This month holds my birthday, my brother's birthday and my sister's birthday, so I am, of course, reminiscent lately.
I've often been asked, "Who is your hero?" and my answer has not changed since I was three years old. -- My brother. Period.
My brother is, without a doubt, my hero, my role-model, my heart, the type of man that I hope my child will grow up to be. He has exhibited more strength in his 23 years than most men do in 75.
When Joey was born, his vision was nonexistant. He was completely blind. I was three when he was born, and I was suddenly caught up in a tornado of events that will stick with me forever. My family travelled daily to Pittsburgh Children's Hospital, approximately two and a half hours away, for iffy doctor visits and little hope. We were very lucky because a pediatric eye doctor, Dr. Hiles, came out of retirement to work on Joey. My parents were willing to try anything - and when they found out about a highly experimental surgery that could give their son limited vision, they decided to try it out.
My brother was the first infant to receive an epikeratophakia
, in other words - he received donor corneas. Joey was lucky, he received three different corneas because one operation failed. Corneas are hard to get from donors and the odds of him receiving one were slim, let alone three.
By the time Joey was three years old he endured 21 operations on his eyes and could see! He had another surgery when he was seven to cut a muscle to stop his eyes from crossing. The surgeries resulted in a lazy eye - but he can see.
My parents often talk about the first time they realized the surgeries were successful. Joey was sitting in his baby seat in the living room and my father was walking into the kitchen with a balloon in his hand. My brother looked at the balloon and followed it as my father moved. Needless to say, my dad walked back and forth for hours, crying and laughing while Joey watched the balloon in amazement.

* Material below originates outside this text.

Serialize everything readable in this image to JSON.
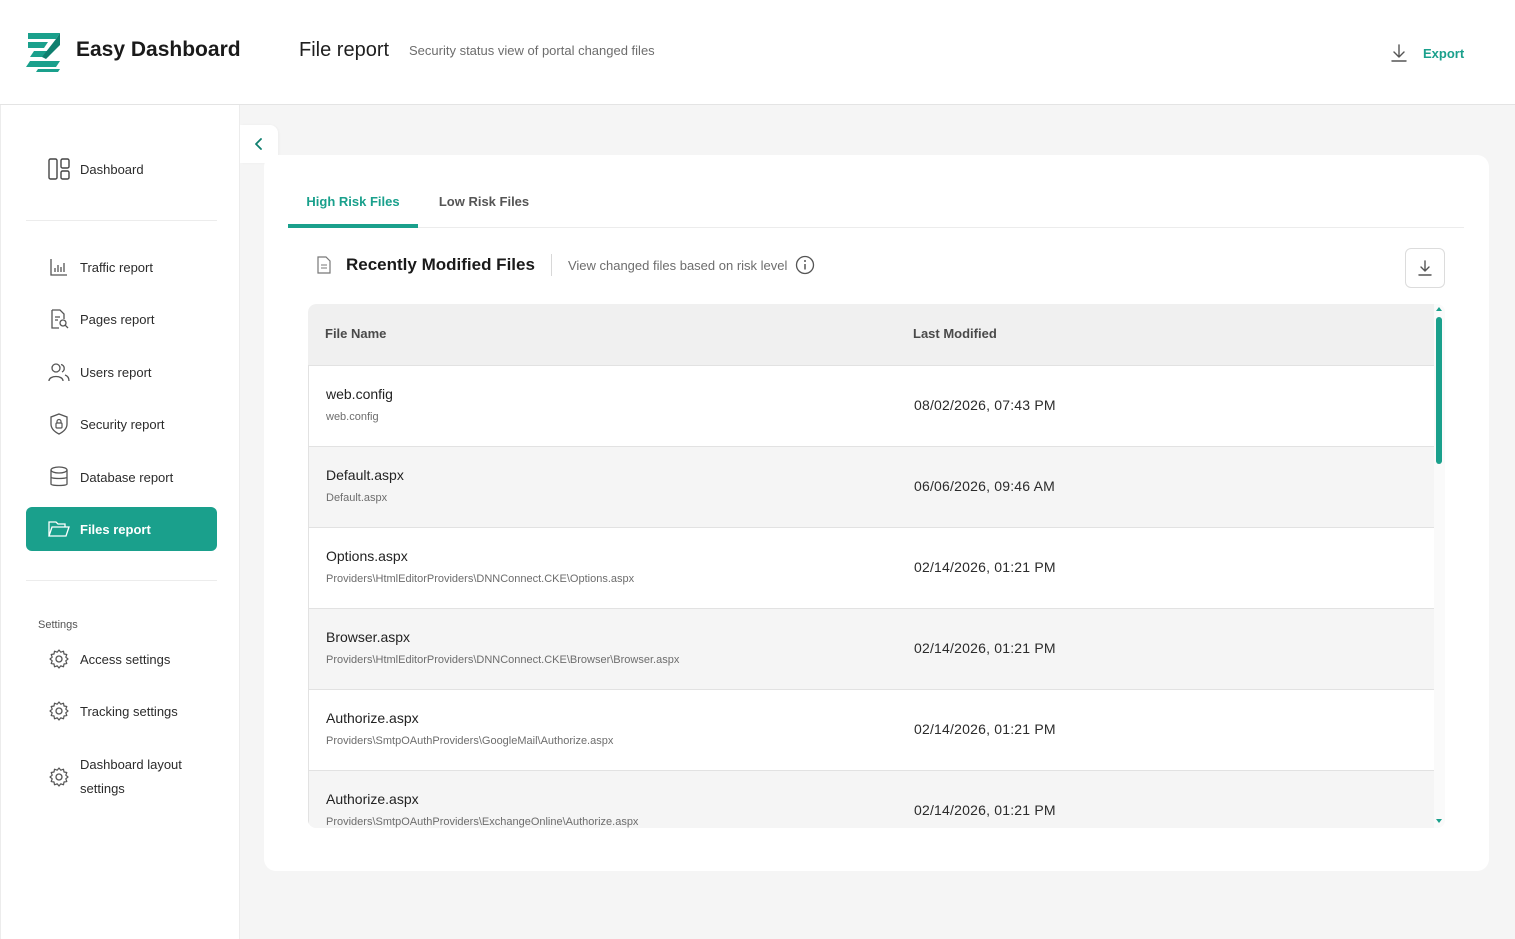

As I mentioned, Joey's birthday is this month. He will be 23. He is still legally blind. I can't remember the numbers exactly, but his vision is something like 20/400 in one eye and worse 20/600 in the other - what this means is that what the average person can see at 400 or 600 feet, Joey must be at 20 feet to see. It's poor - but he can see. And he never complains.
Joey does everything on his own. He plays his video games, he has a good job, he walks all over town. Obviously, he cannot drive, but he doesn't let that stop him. He gets around like anyone - even better than most. And other than cracking a joke now and then, I've never heard him complain.
He's been teased and tormented by children when he was younger and still he never buckled. He never felt sorry for himself, never cried, never said "why me?" or "I hate this." He is so strong.
And you would think his trouble would stop at his eyes - NO! He also has a condition that causes tumors to occur occassionally. A few years ago, he complained of chest pains. My parents took him to the ER and he was XRayed. The doctors sent him on his way and said he was suffering from pleurisy.
A day or two later, the phone rang. A doctor who had never even met Joey stumbled across his xrays and found a spot. They called him in for more testing. It was a tumor.
The tumor was very close to his spinal column, so a neurosurgeon was called in to handle the operation. The doctor had to remove a portion of his rib to take the tumor out - but out it came. The surgery was a major one - it was scary and risky. But again, Joey dealt with it. No tears, no complaints. The tumor was malignant in the center. No tears, no complaints. Luckily, the cancer had not spread and was contained in the tumor. Joey had to go back for monthly visits, then bi-monthly, and now yearly. Still, no complaints.
A while later, he had a tumor removed from his lip. It was nothing serious, but still a nuissance.
And Joey could sit on his butt and do nothing. He could whine, he could say he was incapable of working, and he would have a right. No one would care if he did those things. We would feel like he had a reason to do nothing and to be sad. But he doesn't sit on his butt. He works seven days a week. He just had a nice date the other night. He has fun with his family. He plays games, he's goofy, he's funny, he's super smart. He never ever bemoans his situation.
I don't believe I have that strength. I don't know many people that do. I whine about everything. I complain about my job. I complain about my food. I complain about my finances. I complain because I had to have one surgery. I complain because I can't have children. I've let my problems beat me down - I cry, I feel sorry for myself, I wish I was someone else sometimes. And then I think about Joey. I think about my hero.
He is the true definition of a man. He deserves everything good. He deserves a life filled with good things.
And so I ask, Who is your hero? And why?